TASK ITEM:
Nothing but an exact repeat of the data, with pictures removed, belongs in the answer.

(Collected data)
☆ ☆ ☆ ☆ ☆ ☆ ☆
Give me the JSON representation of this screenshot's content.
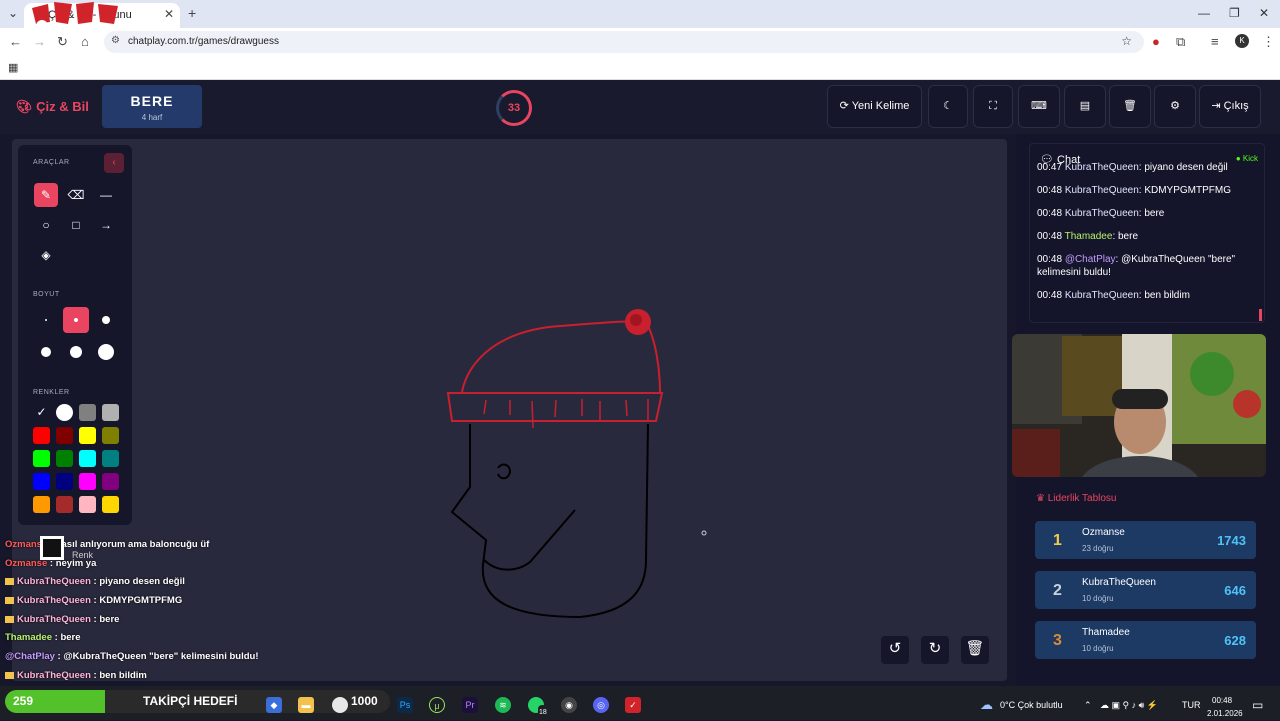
{
  "browser": {
    "tab_title": "Çiz & Bil - Oyunu",
    "url": "chatplay.com.tr/games/drawguess",
    "profile_initial": "K",
    "extension_badge": "1"
  },
  "app": {
    "logo": "Çiz & Bil",
    "word": "BERE",
    "word_hint": "4 harf",
    "timer": "33",
    "buttons": {
      "new_word": "Yeni Kelime",
      "exit": "Çıkış"
    }
  },
  "tools": {
    "section_tools": "ARAÇLAR",
    "section_size": "BOYUT",
    "section_colors": "RENKLER",
    "custom_color": "Renk",
    "colors": [
      "#ffffff",
      "#ffffff",
      "#808080",
      "#b0b0b0",
      "#ff0000",
      "#800000",
      "#ffff00",
      "#808000",
      "#00ff00",
      "#008000",
      "#00ffff",
      "#008080",
      "#0000ff",
      "#000080",
      "#ff00ff",
      "#800080",
      "#ff9900",
      "#a52a2a",
      "#ffb6c1",
      "#ffd700"
    ],
    "accent": "#e94560"
  },
  "chat": {
    "title": "Chat",
    "platform": "Kick",
    "messages": [
      {
        "time": "00:47",
        "user": "KubraTheQueen",
        "text": "piyano desen değil",
        "color": "#dfe4ff"
      },
      {
        "time": "00:48",
        "user": "KubraTheQueen",
        "text": "KDMYPGMTPFMG",
        "color": "#dfe4ff"
      },
      {
        "time": "00:48",
        "user": "KubraTheQueen",
        "text": "bere",
        "color": "#dfe4ff"
      },
      {
        "time": "00:48",
        "user": "Thamadee",
        "text": "bere",
        "color": "#b6f26b"
      },
      {
        "time": "00:48",
        "user": "@ChatPlay",
        "text": "@KubraTheQueen \"bere\" kelimesini buldu!",
        "color": "#c39cff"
      },
      {
        "time": "00:48",
        "user": "KubraTheQueen",
        "text": "ben bildim",
        "color": "#dfe4ff"
      }
    ]
  },
  "leaderboard": {
    "title": "Liderlik Tablosu",
    "rows": [
      {
        "rank": "1",
        "name": "Ozmanse",
        "sub": "23 doğru",
        "score": "1743",
        "rank_color": "#f2c94c"
      },
      {
        "rank": "2",
        "name": "KubraTheQueen",
        "sub": "10 doğru",
        "score": "646",
        "rank_color": "#c8d0dc"
      },
      {
        "rank": "3",
        "name": "Thamadee",
        "sub": "10 doğru",
        "score": "628",
        "rank_color": "#d98b3a"
      }
    ]
  },
  "overlay_chat": [
    {
      "user": "Ozmanse",
      "text": "nasıl anlıyorum ama baloncuğu üf",
      "color": "#ff5a5a",
      "crown": false
    },
    {
      "user": "Ozmanse",
      "text": "neyim ya",
      "color": "#ff5a5a",
      "crown": false
    },
    {
      "user": "KubraTheQueen",
      "text": "piyano desen değil",
      "color": "#ffb3d9",
      "crown": true
    },
    {
      "user": "KubraTheQueen",
      "text": "KDMYPGMTPFMG",
      "color": "#ffb3d9",
      "crown": true
    },
    {
      "user": "KubraTheQueen",
      "text": "bere",
      "color": "#ffb3d9",
      "crown": true
    },
    {
      "user": "Thamadee",
      "text": "bere",
      "color": "#b6f26b",
      "crown": false
    },
    {
      "user": "@ChatPlay",
      "text": "@KubraTheQueen \"bere\" kelimesini buldu!",
      "color": "#c39cff",
      "crown": false
    },
    {
      "user": "KubraTheQueen",
      "text": "ben bildim",
      "color": "#ffb3d9",
      "crown": true
    }
  ],
  "follower_goal": {
    "current": "259",
    "label": "TAKİPÇİ HEDEFİ",
    "target": "1000",
    "progress": 0.259
  },
  "taskbar": {
    "weather": "0°C  Çok bulutlu",
    "lang": "TUR",
    "time": "00:48",
    "date": "2.01.2026",
    "whatsapp_badge": "18"
  }
}
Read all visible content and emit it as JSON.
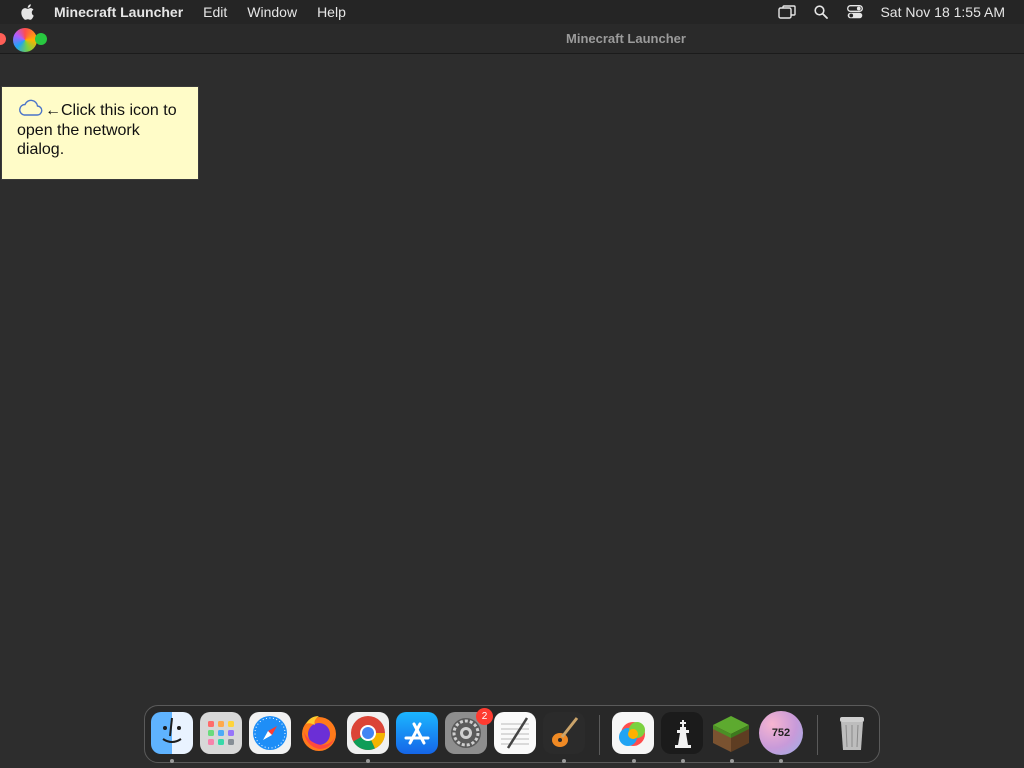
{
  "menubar": {
    "app_name": "Minecraft Launcher",
    "items": [
      "Edit",
      "Window",
      "Help"
    ],
    "clock": "Sat Nov 18  1:55 AM",
    "status_icons": [
      "screen-mirroring-icon",
      "spotlight-search-icon",
      "control-center-icon"
    ]
  },
  "window": {
    "title": "Minecraft Launcher"
  },
  "note": {
    "text": "←Click this icon to open the network dialog."
  },
  "dock": {
    "items": [
      {
        "name": "finder",
        "running": true
      },
      {
        "name": "launchpad",
        "running": false
      },
      {
        "name": "safari",
        "running": false
      },
      {
        "name": "firefox",
        "running": false
      },
      {
        "name": "chrome",
        "running": true
      },
      {
        "name": "app-store",
        "running": false
      },
      {
        "name": "system-settings",
        "running": false,
        "badge": "2"
      },
      {
        "name": "textedit",
        "running": false
      },
      {
        "name": "garageband",
        "running": true
      },
      {
        "name": "minecraft-launcher-color",
        "running": true
      },
      {
        "name": "chess",
        "running": true
      },
      {
        "name": "minecraft",
        "running": true
      },
      {
        "name": "counter-app",
        "running": true,
        "label": "752"
      },
      {
        "name": "trash",
        "running": false
      }
    ]
  },
  "colors": {
    "desktop": "#2d2d2d",
    "menubar": "#252525",
    "note_bg": "#fffcc8",
    "badge": "#ff3b30"
  }
}
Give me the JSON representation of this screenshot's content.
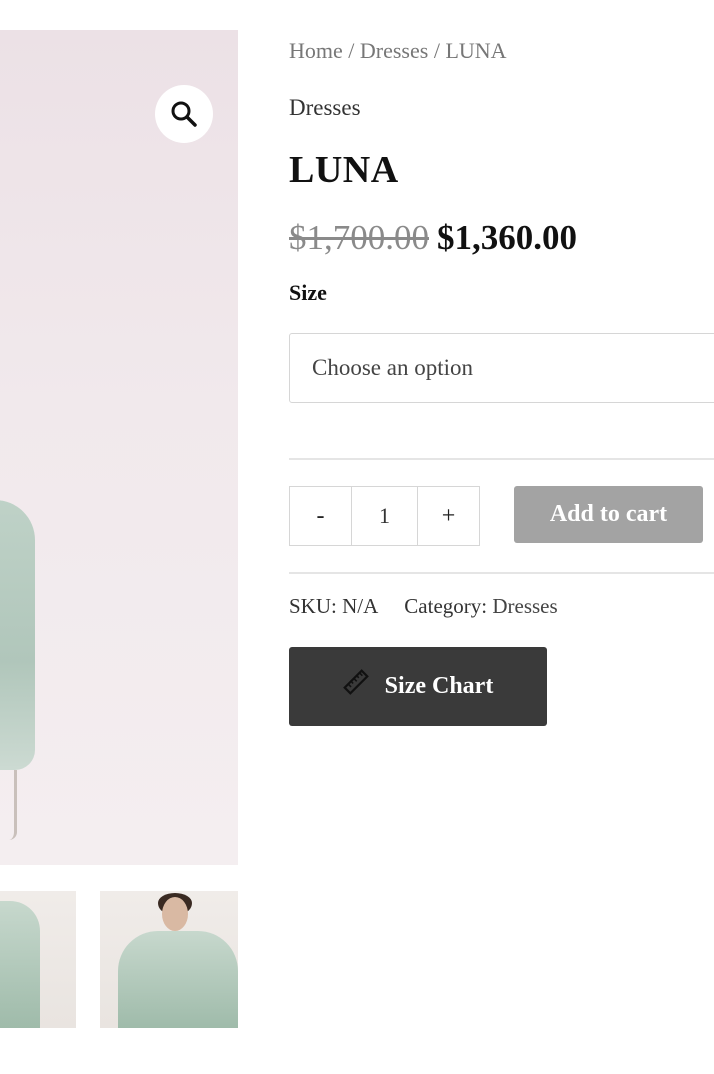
{
  "breadcrumb": {
    "home": "Home",
    "sep": " / ",
    "category": "Dresses",
    "current": "LUNA"
  },
  "product": {
    "category": "Dresses",
    "title": "LUNA",
    "price_old": "$1,700.00",
    "price_new": "$1,360.00"
  },
  "variation": {
    "label": "Size",
    "placeholder": "Choose an option"
  },
  "quantity": {
    "minus": "-",
    "value": "1",
    "plus": "+"
  },
  "cart": {
    "add_label": "Add to cart"
  },
  "meta": {
    "sku_label": "SKU:",
    "sku_value": "N/A",
    "category_label": "Category:",
    "category_value": "Dresses"
  },
  "size_chart": {
    "label": "Size Chart"
  },
  "icons": {
    "zoom": "magnifier-icon",
    "ruler": "ruler-icon"
  },
  "colors": {
    "add_to_cart_bg": "#a3a3a3",
    "size_chart_bg": "#3a3a3a"
  }
}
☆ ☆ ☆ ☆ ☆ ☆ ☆
ANSWER TO THIS EXERCISE:
Give me the JSON representation of this screenshot's content.
{
  "browser": {
    "tab_title": "Çiz & Bil - Oyunu",
    "url": "chatplay.com.tr/games/drawguess",
    "profile_initial": "K",
    "extension_badge": "1"
  },
  "app": {
    "logo": "Çiz & Bil",
    "word": "BERE",
    "word_hint": "4 harf",
    "timer": "33",
    "buttons": {
      "new_word": "Yeni Kelime",
      "exit": "Çıkış"
    }
  },
  "tools": {
    "section_tools": "ARAÇLAR",
    "section_size": "BOYUT",
    "section_colors": "RENKLER",
    "custom_color": "Renk",
    "colors": [
      "#ffffff",
      "#ffffff",
      "#808080",
      "#b0b0b0",
      "#ff0000",
      "#800000",
      "#ffff00",
      "#808000",
      "#00ff00",
      "#008000",
      "#00ffff",
      "#008080",
      "#0000ff",
      "#000080",
      "#ff00ff",
      "#800080",
      "#ff9900",
      "#a52a2a",
      "#ffb6c1",
      "#ffd700"
    ],
    "accent": "#e94560"
  },
  "chat": {
    "title": "Chat",
    "platform": "Kick",
    "messages": [
      {
        "time": "00:47",
        "user": "KubraTheQueen",
        "text": "piyano desen değil",
        "color": "#dfe4ff"
      },
      {
        "time": "00:48",
        "user": "KubraTheQueen",
        "text": "KDMYPGMTPFMG",
        "color": "#dfe4ff"
      },
      {
        "time": "00:48",
        "user": "KubraTheQueen",
        "text": "bere",
        "color": "#dfe4ff"
      },
      {
        "time": "00:48",
        "user": "Thamadee",
        "text": "bere",
        "color": "#b6f26b"
      },
      {
        "time": "00:48",
        "user": "@ChatPlay",
        "text": "@KubraTheQueen \"bere\" kelimesini buldu!",
        "color": "#c39cff"
      },
      {
        "time": "00:48",
        "user": "KubraTheQueen",
        "text": "ben bildim",
        "color": "#dfe4ff"
      }
    ]
  },
  "leaderboard": {
    "title": "Liderlik Tablosu",
    "rows": [
      {
        "rank": "1",
        "name": "Ozmanse",
        "sub": "23 doğru",
        "score": "1743",
        "rank_color": "#f2c94c"
      },
      {
        "rank": "2",
        "name": "KubraTheQueen",
        "sub": "10 doğru",
        "score": "646",
        "rank_color": "#c8d0dc"
      },
      {
        "rank": "3",
        "name": "Thamadee",
        "sub": "10 doğru",
        "score": "628",
        "rank_color": "#d98b3a"
      }
    ]
  },
  "overlay_chat": [
    {
      "user": "Ozmanse",
      "text": "nasıl anlıyorum ama baloncuğu üf",
      "color": "#ff5a5a",
      "crown": false
    },
    {
      "user": "Ozmanse",
      "text": "neyim ya",
      "color": "#ff5a5a",
      "crown": false
    },
    {
      "user": "KubraTheQueen",
      "text": "piyano desen değil",
      "color": "#ffb3d9",
      "crown": true
    },
    {
      "user": "KubraTheQueen",
      "text": "KDMYPGMTPFMG",
      "color": "#ffb3d9",
      "crown": true
    },
    {
      "user": "KubraTheQueen",
      "text": "bere",
      "color": "#ffb3d9",
      "crown": true
    },
    {
      "user": "Thamadee",
      "text": "bere",
      "color": "#b6f26b",
      "crown": false
    },
    {
      "user": "@ChatPlay",
      "text": "@KubraTheQueen \"bere\" kelimesini buldu!",
      "color": "#c39cff",
      "crown": false
    },
    {
      "user": "KubraTheQueen",
      "text": "ben bildim",
      "color": "#ffb3d9",
      "crown": true
    }
  ],
  "follower_goal": {
    "current": "259",
    "label": "TAKİPÇİ HEDEFİ",
    "target": "1000",
    "progress": 0.259
  },
  "taskbar": {
    "weather": "0°C  Çok bulutlu",
    "lang": "TUR",
    "time": "00:48",
    "date": "2.01.2026",
    "whatsapp_badge": "18"
  }
}
Read all visible content and emit it as JSON.
{
  "menubar": {
    "app_name": "Minecraft Launcher",
    "items": [
      "Edit",
      "Window",
      "Help"
    ],
    "clock": "Sat Nov 18  1:55 AM",
    "status_icons": [
      "screen-mirroring-icon",
      "spotlight-search-icon",
      "control-center-icon"
    ]
  },
  "window": {
    "title": "Minecraft Launcher"
  },
  "note": {
    "text": "←Click this icon to open the network dialog."
  },
  "dock": {
    "items": [
      {
        "name": "finder",
        "running": true
      },
      {
        "name": "launchpad",
        "running": false
      },
      {
        "name": "safari",
        "running": false
      },
      {
        "name": "firefox",
        "running": false
      },
      {
        "name": "chrome",
        "running": true
      },
      {
        "name": "app-store",
        "running": false
      },
      {
        "name": "system-settings",
        "running": false,
        "badge": "2"
      },
      {
        "name": "textedit",
        "running": false
      },
      {
        "name": "garageband",
        "running": true
      },
      {
        "name": "minecraft-launcher-color",
        "running": true
      },
      {
        "name": "chess",
        "running": true
      },
      {
        "name": "minecraft",
        "running": true
      },
      {
        "name": "counter-app",
        "running": true,
        "label": "752"
      },
      {
        "name": "trash",
        "running": false
      }
    ]
  },
  "colors": {
    "desktop": "#2d2d2d",
    "menubar": "#252525",
    "note_bg": "#fffcc8",
    "badge": "#ff3b30"
  }
}
Give me the JSON representation of this screenshot's content.
{
  "breadcrumb": {
    "home": "Home",
    "sep": " / ",
    "category": "Dresses",
    "current": "LUNA"
  },
  "product": {
    "category": "Dresses",
    "title": "LUNA",
    "price_old": "$1,700.00",
    "price_new": "$1,360.00"
  },
  "variation": {
    "label": "Size",
    "placeholder": "Choose an option"
  },
  "quantity": {
    "minus": "-",
    "value": "1",
    "plus": "+"
  },
  "cart": {
    "add_label": "Add to cart"
  },
  "meta": {
    "sku_label": "SKU:",
    "sku_value": "N/A",
    "category_label": "Category:",
    "category_value": "Dresses"
  },
  "size_chart": {
    "label": "Size Chart"
  },
  "icons": {
    "zoom": "magnifier-icon",
    "ruler": "ruler-icon"
  },
  "colors": {
    "add_to_cart_bg": "#a3a3a3",
    "size_chart_bg": "#3a3a3a"
  }
}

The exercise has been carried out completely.